Given a linear regression model:

$$ Y_i = \beta_0+\beta_1X_{i1}+\epsilon_i $$

I have seen two interpretations of $\beta_1$:

  1. "$\beta_1$ is the amount $Y_i$ increases by when $X_{i1}$ increases by 1 unit"

  2. "$\beta_1$ is the amount $E(Y_i\mid X_{i1})$ increases by when $X_{i1}$ increases by 1 unit"

Which of the two is technically the correct interpretation?


1 Answer 1


Here is what $E[Y|X]$ changes when $X$ changes by one unit (using that the expectation operator is linear and that $\epsilon$ is independent of $X$ with $E[\epsilon] = 0$): $$ \begin{align} E[Y|X = x_0+1] - E[Y|X=x_0] &= E[\beta_0 + \beta_1X + \epsilon|X=x_0+1] - E[\beta_0 + \beta_1X + \epsilon|X=x_0]\\ &= \beta_0 + \beta_1 E[X|X=x_0+1] + E[\epsilon|X=x_0+1] - (\beta_0 + \beta_1 E[X|X=x_0] + E[\epsilon|X=x_0])\\ &= \beta_0 + \beta_1(x_0+1)+ 0 - (\beta_0 + \beta_1x_0 + 0)\\ &= \beta_1, \end{align} $$ so the second interpretation is correct.

However, when people use the first version, they mean the second, it is just a bit of a lax way of expressing themselves.

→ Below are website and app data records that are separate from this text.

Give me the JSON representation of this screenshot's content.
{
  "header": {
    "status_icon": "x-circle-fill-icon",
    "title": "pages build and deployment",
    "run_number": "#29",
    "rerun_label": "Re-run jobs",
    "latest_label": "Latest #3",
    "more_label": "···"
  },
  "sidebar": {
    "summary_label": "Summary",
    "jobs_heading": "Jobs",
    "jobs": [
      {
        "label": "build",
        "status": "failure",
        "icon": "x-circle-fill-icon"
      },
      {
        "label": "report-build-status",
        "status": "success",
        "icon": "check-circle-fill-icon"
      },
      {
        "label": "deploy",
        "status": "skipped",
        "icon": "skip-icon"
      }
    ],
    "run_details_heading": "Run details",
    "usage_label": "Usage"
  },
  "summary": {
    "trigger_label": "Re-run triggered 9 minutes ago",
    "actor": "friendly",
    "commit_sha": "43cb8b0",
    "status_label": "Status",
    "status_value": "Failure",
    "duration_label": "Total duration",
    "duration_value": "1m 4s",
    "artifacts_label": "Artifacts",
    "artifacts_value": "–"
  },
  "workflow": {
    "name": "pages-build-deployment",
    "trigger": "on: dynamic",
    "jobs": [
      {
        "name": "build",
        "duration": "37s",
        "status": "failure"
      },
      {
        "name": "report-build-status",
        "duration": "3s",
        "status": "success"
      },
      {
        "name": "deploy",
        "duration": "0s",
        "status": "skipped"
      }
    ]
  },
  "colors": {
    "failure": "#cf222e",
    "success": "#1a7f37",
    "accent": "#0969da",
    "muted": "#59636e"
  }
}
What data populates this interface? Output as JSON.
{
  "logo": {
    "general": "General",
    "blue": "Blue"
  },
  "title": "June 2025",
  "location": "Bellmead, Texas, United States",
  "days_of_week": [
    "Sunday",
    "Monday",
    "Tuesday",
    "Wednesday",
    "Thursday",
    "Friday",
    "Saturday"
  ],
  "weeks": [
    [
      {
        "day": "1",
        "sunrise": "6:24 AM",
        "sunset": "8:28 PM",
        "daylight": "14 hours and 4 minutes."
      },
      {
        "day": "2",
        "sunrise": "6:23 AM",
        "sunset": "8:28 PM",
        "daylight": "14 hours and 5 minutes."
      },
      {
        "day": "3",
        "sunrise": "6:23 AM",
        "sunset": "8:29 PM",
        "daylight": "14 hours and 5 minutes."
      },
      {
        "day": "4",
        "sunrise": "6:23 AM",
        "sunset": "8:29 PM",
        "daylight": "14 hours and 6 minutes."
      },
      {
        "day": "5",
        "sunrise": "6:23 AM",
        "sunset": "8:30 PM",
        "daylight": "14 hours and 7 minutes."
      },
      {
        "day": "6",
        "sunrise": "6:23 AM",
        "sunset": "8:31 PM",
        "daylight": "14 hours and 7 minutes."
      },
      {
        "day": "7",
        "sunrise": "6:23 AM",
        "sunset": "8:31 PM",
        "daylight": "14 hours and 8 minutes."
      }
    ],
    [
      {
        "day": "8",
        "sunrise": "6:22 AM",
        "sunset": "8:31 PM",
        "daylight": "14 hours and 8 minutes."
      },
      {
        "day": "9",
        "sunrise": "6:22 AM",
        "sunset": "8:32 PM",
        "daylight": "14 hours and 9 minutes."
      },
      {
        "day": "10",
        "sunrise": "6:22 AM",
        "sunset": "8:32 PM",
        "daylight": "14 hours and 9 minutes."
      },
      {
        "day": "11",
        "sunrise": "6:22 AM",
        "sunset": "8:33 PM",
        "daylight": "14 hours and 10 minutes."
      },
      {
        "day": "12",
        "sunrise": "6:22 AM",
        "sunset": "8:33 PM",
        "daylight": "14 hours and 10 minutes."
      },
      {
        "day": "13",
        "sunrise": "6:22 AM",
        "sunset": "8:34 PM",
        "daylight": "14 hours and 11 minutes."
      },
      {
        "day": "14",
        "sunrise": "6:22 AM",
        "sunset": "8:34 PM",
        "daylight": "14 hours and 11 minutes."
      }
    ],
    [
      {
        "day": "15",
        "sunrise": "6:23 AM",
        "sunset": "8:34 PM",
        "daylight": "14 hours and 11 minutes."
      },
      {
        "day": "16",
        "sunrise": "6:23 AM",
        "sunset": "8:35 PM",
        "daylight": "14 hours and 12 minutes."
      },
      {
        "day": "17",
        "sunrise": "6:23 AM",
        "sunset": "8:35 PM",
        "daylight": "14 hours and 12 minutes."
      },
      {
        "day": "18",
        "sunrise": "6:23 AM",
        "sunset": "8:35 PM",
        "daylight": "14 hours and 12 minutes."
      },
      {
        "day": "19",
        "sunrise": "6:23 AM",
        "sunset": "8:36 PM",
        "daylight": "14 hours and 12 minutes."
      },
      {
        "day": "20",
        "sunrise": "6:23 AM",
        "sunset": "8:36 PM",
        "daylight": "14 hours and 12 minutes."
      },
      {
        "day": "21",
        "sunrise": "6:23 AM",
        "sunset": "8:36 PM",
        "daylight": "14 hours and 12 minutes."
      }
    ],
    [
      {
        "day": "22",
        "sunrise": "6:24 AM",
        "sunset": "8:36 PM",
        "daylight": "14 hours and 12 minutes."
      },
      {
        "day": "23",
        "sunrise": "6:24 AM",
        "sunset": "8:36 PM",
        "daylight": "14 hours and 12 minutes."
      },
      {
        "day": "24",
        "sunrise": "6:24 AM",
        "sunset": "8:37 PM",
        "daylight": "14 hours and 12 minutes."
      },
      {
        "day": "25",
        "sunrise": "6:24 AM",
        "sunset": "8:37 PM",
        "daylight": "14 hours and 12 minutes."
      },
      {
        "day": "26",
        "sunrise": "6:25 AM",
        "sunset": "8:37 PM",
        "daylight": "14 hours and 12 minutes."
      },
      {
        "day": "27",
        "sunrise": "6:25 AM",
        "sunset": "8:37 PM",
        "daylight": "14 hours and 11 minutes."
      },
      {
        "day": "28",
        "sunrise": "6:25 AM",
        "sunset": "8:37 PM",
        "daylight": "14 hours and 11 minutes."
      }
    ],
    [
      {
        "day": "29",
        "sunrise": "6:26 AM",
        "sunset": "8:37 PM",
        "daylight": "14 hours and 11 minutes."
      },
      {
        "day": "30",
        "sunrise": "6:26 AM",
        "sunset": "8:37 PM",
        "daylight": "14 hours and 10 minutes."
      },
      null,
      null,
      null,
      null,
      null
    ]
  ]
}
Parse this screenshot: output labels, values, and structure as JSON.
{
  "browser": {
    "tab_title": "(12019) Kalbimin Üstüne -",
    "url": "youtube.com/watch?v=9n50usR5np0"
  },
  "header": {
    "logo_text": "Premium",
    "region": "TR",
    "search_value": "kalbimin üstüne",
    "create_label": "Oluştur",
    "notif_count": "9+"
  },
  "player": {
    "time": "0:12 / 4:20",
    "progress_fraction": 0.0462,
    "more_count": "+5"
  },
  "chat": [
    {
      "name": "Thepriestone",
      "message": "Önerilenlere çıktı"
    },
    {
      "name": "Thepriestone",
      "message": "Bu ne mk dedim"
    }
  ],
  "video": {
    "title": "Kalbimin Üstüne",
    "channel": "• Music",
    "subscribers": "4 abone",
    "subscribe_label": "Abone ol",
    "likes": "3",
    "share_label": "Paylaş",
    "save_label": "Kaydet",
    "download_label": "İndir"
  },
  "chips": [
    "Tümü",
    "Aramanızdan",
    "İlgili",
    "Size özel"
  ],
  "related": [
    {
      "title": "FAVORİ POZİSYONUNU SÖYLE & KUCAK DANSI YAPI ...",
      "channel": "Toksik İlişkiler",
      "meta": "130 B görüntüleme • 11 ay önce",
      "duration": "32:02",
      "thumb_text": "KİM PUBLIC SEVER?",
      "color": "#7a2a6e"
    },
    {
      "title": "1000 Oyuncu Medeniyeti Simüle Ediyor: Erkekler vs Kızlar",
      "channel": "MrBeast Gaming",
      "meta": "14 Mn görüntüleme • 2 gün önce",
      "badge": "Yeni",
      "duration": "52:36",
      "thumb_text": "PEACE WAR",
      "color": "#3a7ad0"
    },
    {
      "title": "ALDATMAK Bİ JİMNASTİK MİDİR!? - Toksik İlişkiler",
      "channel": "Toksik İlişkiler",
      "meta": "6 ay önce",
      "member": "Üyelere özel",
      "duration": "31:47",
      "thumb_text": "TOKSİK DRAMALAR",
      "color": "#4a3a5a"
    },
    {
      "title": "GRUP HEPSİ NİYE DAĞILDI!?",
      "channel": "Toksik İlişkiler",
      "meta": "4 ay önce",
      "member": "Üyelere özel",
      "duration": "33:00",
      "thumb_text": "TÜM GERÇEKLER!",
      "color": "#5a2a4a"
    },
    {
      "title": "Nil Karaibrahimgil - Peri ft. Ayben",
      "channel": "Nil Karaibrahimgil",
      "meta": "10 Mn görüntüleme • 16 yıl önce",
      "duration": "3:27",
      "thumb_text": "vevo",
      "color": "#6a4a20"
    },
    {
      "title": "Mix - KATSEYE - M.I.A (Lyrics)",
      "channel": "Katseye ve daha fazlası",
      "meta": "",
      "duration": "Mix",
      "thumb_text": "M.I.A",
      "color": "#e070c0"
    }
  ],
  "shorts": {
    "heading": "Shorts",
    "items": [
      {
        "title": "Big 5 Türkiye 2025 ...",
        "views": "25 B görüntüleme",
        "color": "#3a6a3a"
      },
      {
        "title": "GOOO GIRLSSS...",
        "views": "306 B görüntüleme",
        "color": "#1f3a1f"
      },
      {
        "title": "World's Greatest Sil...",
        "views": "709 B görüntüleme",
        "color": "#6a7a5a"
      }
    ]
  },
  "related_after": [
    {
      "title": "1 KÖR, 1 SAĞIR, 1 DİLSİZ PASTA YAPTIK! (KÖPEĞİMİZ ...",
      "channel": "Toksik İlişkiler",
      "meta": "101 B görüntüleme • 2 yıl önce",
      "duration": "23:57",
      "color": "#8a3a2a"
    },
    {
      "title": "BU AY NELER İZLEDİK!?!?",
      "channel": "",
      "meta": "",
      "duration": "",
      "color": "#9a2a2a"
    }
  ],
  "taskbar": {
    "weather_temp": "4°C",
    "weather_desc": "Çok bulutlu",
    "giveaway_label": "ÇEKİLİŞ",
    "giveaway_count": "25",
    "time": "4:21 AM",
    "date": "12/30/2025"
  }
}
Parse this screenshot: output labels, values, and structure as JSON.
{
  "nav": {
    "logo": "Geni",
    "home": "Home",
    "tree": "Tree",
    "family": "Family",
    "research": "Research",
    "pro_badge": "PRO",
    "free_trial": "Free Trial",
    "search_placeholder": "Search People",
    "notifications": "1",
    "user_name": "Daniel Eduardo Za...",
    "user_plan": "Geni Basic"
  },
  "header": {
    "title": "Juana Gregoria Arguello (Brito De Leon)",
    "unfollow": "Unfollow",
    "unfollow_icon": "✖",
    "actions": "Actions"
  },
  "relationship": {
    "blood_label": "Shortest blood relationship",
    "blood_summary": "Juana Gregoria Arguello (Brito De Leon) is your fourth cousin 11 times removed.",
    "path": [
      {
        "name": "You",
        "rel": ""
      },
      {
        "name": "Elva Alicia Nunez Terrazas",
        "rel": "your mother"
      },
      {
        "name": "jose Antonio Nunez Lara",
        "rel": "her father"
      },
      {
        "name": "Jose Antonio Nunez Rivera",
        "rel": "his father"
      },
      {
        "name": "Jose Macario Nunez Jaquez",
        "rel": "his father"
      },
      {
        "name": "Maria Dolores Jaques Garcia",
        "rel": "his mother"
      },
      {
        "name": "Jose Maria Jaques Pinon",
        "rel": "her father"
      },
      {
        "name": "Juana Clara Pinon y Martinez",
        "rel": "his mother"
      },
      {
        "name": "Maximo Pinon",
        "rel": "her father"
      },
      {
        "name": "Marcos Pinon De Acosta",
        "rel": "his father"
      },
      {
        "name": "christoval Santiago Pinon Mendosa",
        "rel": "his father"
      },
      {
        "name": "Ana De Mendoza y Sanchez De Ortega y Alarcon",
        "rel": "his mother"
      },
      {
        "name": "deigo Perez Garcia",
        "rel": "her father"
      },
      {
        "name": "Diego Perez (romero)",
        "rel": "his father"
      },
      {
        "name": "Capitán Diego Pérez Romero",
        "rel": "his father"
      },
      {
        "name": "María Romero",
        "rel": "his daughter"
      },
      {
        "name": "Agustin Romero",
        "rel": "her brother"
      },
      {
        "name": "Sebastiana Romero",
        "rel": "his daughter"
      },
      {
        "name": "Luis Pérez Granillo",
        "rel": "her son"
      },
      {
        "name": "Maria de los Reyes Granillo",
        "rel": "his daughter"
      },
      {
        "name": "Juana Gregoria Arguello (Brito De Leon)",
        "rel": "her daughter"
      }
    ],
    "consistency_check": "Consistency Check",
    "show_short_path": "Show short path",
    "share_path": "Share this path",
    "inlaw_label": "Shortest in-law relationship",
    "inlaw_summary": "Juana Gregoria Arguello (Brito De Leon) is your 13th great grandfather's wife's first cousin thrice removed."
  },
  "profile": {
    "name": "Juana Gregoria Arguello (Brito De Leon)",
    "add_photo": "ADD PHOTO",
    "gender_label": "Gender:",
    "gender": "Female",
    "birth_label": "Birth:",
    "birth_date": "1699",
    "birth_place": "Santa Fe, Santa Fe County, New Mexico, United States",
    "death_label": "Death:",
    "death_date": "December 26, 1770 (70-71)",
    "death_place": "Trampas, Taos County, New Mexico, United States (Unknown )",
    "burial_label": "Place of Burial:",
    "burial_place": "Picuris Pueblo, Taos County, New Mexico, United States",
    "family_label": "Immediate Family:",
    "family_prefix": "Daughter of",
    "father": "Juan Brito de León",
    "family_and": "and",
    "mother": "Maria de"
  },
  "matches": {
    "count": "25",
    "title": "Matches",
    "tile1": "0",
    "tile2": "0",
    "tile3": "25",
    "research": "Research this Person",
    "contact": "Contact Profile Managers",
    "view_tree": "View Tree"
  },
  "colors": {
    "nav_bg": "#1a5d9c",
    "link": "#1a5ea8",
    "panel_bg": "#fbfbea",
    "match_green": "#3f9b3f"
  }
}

In the comments, @RichardHardy makes the point that one should distinguish between a purely probabilistic and causal interpretation of those two statements.

In the answer above, I presumed those statements to be meant probabilistically, noncausally. Of course, there is also a causal interpretation along the lines: "If $X$ is intervened upon and set to $x_0$ and to $x_0+1$, how would $Y$ change as a result? I.e., what is the average causal effect (ACE) of $X$ on $Y$?" Of course, there are many situations where $\beta_1$ cannot be interpreted as the ACE, e.g. if $Y$ would be causing $X$.

  • 1
    $\begingroup$ +1 That last paragraph is an important insight. $\endgroup$
    – Dave
    Jul 31, 2022 at 10:56
  • $\begingroup$ Consider making a clearer distinction between causal and noncausal interpretations. The OPs formulation is essentially causal and is only correct when the regression can be interpreted causally. $\endgroup$ Jul 31, 2022 at 12:36
  • $\begingroup$ @RichardHardy I updated the answer. $\endgroup$
    – frank
    Jul 31, 2022 at 14:51

Your Answer

By clicking “Post Your Answer”, you agree to our terms of service and acknowledge you have read our privacy policy.

Not the answer you're looking for? Browse other questions tagged or ask your own question.